───── Data shown

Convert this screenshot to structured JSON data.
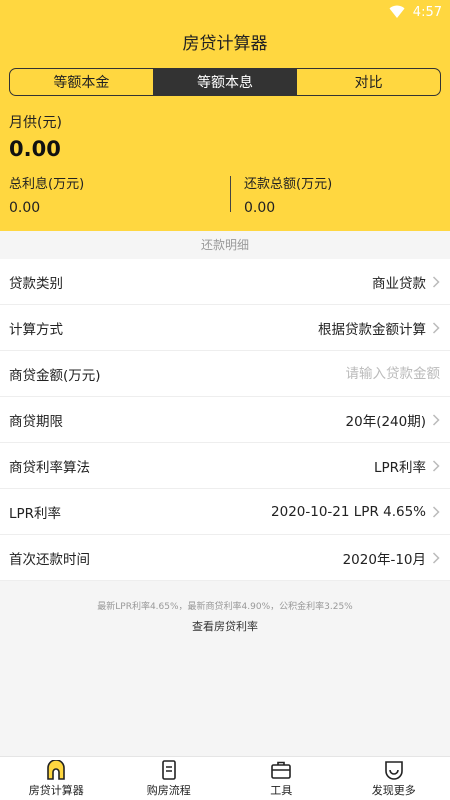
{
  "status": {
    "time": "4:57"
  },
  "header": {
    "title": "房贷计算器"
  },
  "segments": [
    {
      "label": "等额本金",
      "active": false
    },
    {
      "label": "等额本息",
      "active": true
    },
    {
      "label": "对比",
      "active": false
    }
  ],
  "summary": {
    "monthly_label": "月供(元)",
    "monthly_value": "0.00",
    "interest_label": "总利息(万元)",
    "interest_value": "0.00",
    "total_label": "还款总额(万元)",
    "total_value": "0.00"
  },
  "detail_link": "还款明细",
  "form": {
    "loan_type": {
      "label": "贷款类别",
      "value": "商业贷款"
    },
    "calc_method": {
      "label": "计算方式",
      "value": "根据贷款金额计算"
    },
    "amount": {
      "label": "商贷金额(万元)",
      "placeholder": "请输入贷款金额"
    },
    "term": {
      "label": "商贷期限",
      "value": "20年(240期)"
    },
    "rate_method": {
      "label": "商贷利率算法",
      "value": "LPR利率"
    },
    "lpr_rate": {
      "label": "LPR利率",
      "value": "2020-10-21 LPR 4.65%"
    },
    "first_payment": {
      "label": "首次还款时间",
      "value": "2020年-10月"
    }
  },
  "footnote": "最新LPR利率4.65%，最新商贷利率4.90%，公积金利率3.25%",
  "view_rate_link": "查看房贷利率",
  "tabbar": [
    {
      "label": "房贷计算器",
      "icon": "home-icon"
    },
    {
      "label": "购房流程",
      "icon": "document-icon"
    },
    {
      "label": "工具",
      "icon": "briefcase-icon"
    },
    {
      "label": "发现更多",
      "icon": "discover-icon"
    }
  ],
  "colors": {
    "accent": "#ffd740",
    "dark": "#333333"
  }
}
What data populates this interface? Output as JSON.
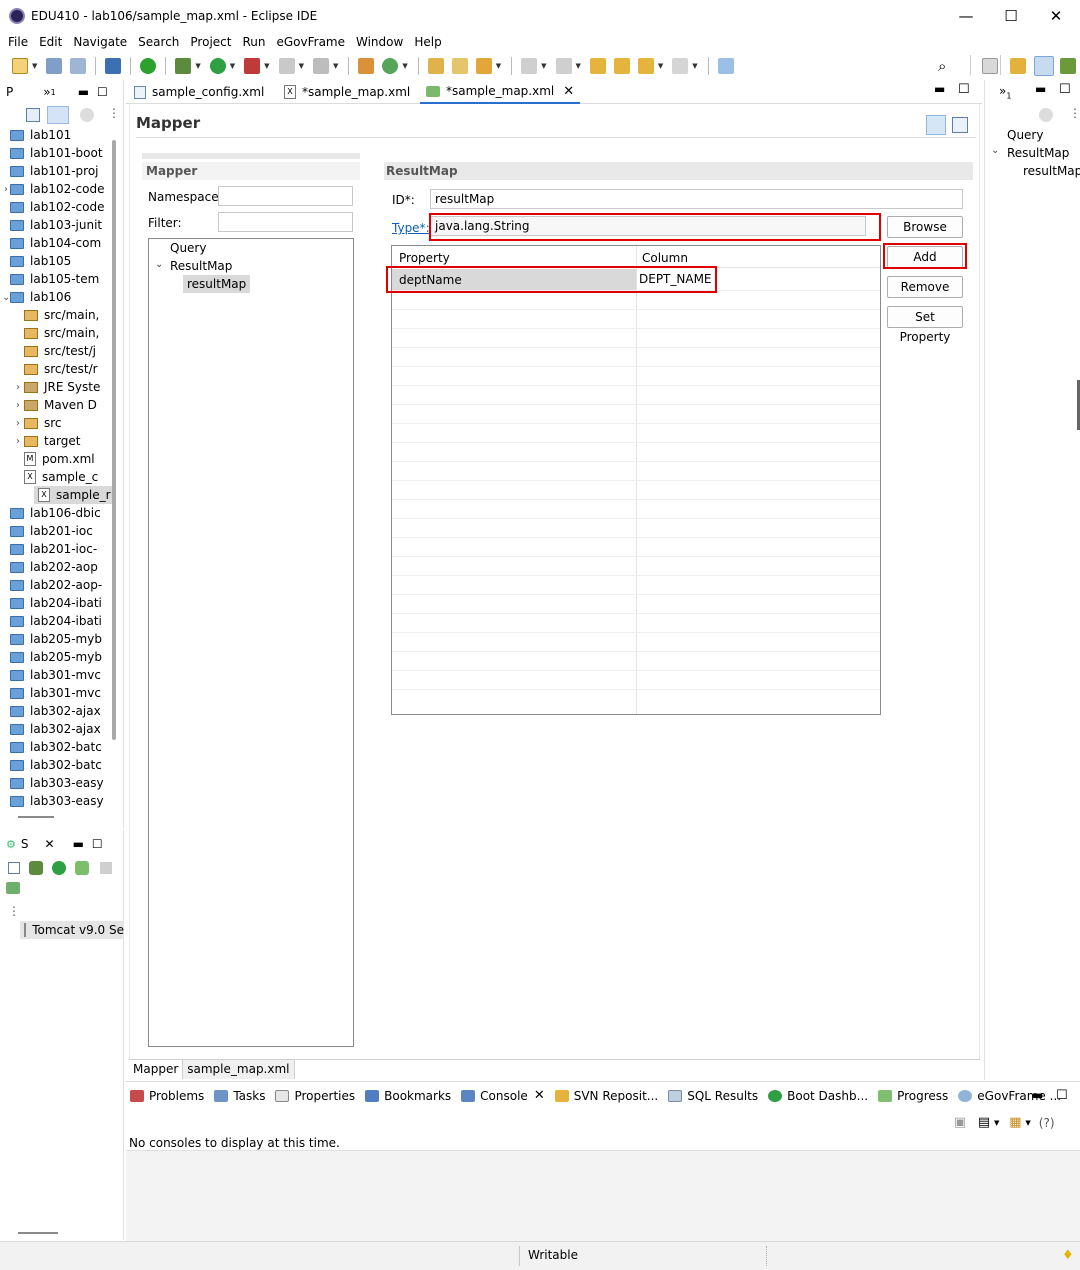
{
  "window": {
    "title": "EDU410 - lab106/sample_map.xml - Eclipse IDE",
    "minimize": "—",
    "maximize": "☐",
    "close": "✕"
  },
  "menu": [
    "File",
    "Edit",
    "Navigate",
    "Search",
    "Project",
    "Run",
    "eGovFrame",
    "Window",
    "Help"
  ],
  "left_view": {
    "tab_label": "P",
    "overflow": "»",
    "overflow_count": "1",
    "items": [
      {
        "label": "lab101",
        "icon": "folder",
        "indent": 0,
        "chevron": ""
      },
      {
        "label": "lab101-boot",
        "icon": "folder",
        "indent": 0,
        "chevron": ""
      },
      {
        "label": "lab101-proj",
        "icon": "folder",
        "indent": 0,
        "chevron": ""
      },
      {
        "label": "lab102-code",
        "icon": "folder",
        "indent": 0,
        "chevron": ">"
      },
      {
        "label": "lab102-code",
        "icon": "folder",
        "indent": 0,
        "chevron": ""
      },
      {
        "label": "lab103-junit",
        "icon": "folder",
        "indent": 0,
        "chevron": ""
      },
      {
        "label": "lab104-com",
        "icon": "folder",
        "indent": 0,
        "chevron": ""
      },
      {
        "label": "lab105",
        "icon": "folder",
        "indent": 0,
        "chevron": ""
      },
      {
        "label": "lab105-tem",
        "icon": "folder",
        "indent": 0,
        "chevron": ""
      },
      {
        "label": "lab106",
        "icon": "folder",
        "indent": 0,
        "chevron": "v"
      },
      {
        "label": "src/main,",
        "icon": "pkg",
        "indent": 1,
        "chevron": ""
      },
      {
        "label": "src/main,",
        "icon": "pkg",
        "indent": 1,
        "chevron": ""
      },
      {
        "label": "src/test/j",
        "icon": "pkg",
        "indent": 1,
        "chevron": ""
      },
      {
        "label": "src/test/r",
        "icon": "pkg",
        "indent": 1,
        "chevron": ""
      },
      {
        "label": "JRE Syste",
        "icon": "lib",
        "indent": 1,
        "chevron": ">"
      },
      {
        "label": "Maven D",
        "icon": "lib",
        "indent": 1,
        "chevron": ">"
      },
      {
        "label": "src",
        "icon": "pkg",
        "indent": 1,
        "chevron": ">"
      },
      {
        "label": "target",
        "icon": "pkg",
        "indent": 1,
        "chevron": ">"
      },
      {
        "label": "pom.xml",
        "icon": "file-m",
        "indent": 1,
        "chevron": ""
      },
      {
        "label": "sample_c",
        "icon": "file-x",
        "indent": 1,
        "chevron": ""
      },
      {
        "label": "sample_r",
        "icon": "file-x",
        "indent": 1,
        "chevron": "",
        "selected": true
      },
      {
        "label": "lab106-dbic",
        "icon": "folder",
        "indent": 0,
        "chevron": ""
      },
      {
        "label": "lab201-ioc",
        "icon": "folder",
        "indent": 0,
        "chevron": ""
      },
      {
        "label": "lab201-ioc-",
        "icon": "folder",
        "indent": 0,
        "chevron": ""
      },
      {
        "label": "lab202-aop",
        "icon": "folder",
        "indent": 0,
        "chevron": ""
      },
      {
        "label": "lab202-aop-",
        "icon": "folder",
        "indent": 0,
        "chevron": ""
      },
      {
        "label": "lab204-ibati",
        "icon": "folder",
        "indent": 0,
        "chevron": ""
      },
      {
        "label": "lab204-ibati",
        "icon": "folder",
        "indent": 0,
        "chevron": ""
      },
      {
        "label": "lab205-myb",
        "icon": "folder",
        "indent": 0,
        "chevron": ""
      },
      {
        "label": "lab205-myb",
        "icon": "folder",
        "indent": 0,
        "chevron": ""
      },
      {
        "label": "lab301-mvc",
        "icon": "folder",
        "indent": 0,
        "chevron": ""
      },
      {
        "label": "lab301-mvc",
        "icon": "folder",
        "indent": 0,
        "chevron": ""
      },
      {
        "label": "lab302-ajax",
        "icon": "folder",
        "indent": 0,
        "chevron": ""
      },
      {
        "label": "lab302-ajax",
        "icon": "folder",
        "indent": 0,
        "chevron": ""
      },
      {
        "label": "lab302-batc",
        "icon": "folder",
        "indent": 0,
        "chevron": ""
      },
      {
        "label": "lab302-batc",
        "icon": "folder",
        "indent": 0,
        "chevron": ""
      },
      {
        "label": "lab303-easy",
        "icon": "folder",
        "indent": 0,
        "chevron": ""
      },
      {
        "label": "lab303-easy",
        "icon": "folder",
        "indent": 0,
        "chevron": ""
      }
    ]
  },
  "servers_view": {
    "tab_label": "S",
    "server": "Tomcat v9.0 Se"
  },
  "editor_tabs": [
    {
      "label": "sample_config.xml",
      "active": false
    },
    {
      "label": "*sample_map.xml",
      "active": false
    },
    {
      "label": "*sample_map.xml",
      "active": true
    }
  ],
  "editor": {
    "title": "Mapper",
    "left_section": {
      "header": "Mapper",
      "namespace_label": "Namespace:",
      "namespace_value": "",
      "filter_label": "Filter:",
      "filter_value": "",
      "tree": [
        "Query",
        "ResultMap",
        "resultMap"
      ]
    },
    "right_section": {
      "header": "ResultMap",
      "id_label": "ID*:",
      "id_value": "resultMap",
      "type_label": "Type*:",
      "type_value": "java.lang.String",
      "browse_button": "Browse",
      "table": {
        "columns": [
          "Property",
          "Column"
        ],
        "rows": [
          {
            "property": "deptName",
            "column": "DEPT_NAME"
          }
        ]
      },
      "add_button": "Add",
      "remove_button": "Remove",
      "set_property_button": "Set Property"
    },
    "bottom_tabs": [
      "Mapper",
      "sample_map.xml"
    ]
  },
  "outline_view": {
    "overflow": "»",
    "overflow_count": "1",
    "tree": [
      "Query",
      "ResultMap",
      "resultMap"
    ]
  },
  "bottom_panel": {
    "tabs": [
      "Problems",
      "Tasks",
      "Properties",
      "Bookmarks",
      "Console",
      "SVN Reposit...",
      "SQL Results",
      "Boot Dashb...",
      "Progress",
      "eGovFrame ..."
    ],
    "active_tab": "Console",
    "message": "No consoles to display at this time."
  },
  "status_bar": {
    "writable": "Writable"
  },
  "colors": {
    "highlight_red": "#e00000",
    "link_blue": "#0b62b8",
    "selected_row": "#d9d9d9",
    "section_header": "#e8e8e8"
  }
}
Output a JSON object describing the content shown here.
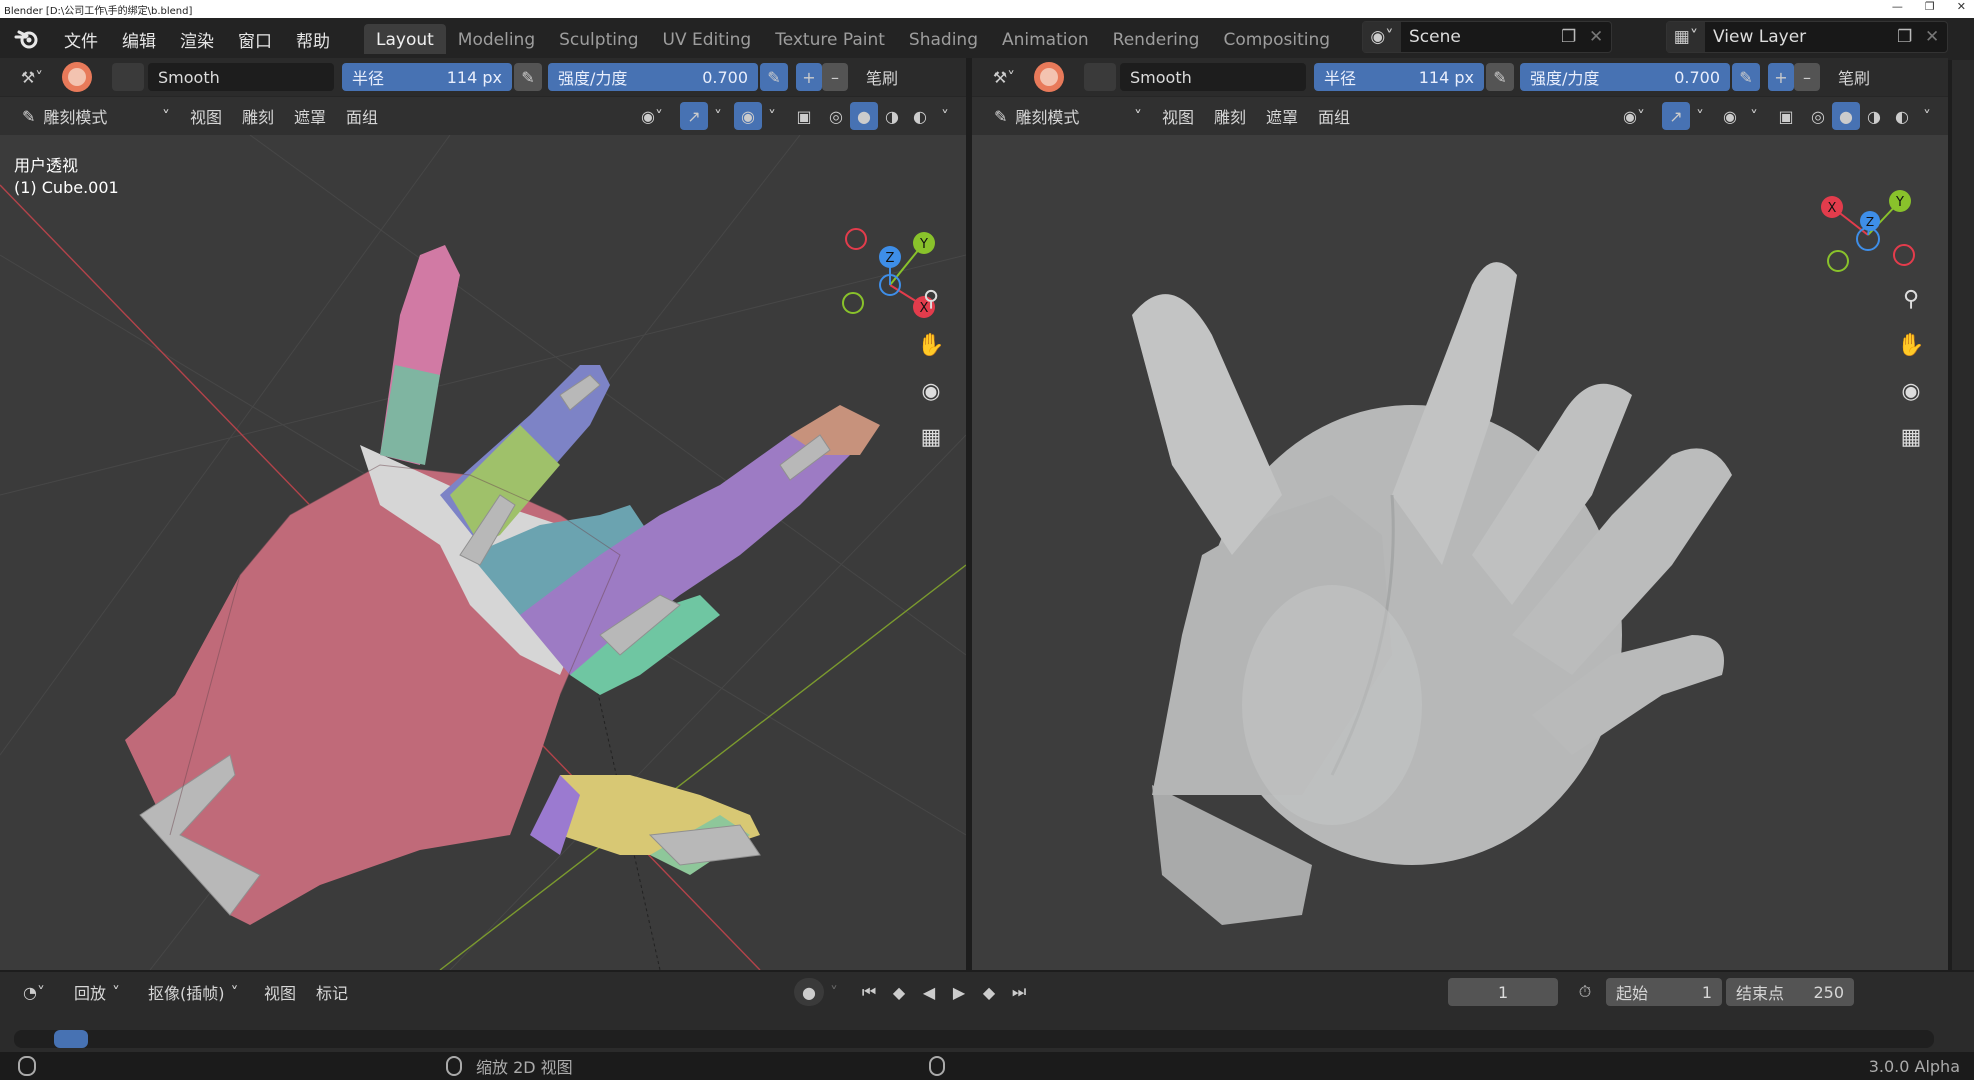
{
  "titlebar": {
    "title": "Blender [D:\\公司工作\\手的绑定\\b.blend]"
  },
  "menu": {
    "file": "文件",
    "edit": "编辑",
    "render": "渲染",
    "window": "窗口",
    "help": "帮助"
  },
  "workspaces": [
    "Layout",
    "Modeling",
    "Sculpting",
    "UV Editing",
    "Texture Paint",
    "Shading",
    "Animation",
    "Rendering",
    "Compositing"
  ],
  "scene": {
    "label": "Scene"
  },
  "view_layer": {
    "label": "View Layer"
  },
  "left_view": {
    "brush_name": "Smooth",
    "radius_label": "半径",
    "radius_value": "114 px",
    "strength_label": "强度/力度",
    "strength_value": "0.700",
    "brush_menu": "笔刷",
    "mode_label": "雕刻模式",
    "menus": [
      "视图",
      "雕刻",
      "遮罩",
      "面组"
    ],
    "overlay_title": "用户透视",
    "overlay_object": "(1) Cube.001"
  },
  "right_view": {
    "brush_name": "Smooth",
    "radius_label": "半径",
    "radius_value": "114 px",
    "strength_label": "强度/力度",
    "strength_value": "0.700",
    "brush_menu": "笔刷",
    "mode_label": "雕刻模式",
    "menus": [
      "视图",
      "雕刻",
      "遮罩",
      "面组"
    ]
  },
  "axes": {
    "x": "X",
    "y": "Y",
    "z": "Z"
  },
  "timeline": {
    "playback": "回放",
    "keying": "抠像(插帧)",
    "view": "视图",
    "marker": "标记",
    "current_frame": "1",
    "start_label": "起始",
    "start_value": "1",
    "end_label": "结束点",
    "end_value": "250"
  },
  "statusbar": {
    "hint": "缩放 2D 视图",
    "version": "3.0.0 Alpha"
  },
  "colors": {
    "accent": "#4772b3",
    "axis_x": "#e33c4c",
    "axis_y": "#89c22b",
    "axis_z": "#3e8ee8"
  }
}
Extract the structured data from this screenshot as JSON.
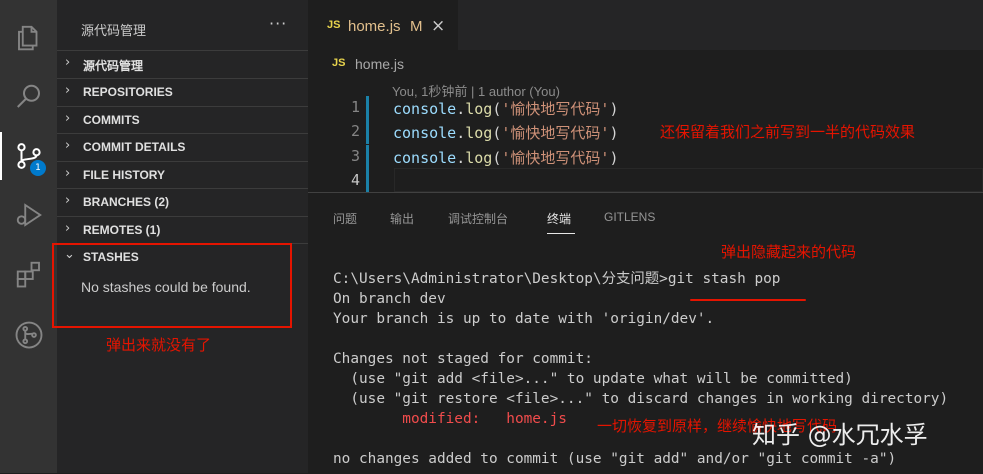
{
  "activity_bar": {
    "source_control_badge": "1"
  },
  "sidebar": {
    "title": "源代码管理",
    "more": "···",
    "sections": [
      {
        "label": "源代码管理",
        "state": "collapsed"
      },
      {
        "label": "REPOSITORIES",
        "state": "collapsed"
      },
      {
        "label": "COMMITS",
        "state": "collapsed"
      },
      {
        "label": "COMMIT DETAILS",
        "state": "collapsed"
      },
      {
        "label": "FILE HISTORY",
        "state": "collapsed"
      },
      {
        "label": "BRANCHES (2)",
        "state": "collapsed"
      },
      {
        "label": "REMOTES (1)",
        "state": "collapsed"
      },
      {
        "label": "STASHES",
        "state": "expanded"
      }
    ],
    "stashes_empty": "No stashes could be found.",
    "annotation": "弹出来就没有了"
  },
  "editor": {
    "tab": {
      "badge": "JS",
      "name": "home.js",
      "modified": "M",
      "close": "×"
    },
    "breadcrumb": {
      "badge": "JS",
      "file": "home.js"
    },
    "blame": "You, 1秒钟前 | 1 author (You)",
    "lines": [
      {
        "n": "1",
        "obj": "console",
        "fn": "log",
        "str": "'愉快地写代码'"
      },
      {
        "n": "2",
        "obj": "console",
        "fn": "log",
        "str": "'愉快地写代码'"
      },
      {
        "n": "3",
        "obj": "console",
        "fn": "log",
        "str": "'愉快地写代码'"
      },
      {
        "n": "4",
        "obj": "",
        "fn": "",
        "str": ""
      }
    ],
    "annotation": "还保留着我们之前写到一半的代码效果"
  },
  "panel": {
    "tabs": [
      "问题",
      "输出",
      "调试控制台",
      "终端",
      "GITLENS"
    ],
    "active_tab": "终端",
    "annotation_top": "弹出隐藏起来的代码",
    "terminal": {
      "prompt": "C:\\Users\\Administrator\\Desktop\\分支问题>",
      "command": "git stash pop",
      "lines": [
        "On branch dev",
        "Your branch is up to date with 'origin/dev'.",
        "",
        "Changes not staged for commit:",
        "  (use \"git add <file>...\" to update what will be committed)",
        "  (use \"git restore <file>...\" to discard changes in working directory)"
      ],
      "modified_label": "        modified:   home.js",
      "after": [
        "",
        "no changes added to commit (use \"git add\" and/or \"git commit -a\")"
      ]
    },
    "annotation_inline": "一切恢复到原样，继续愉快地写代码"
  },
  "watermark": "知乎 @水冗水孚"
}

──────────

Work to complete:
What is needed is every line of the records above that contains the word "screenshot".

The answer:
Convert this screenshot to structured JSON data.
Extract the structured data from this screenshot as JSON.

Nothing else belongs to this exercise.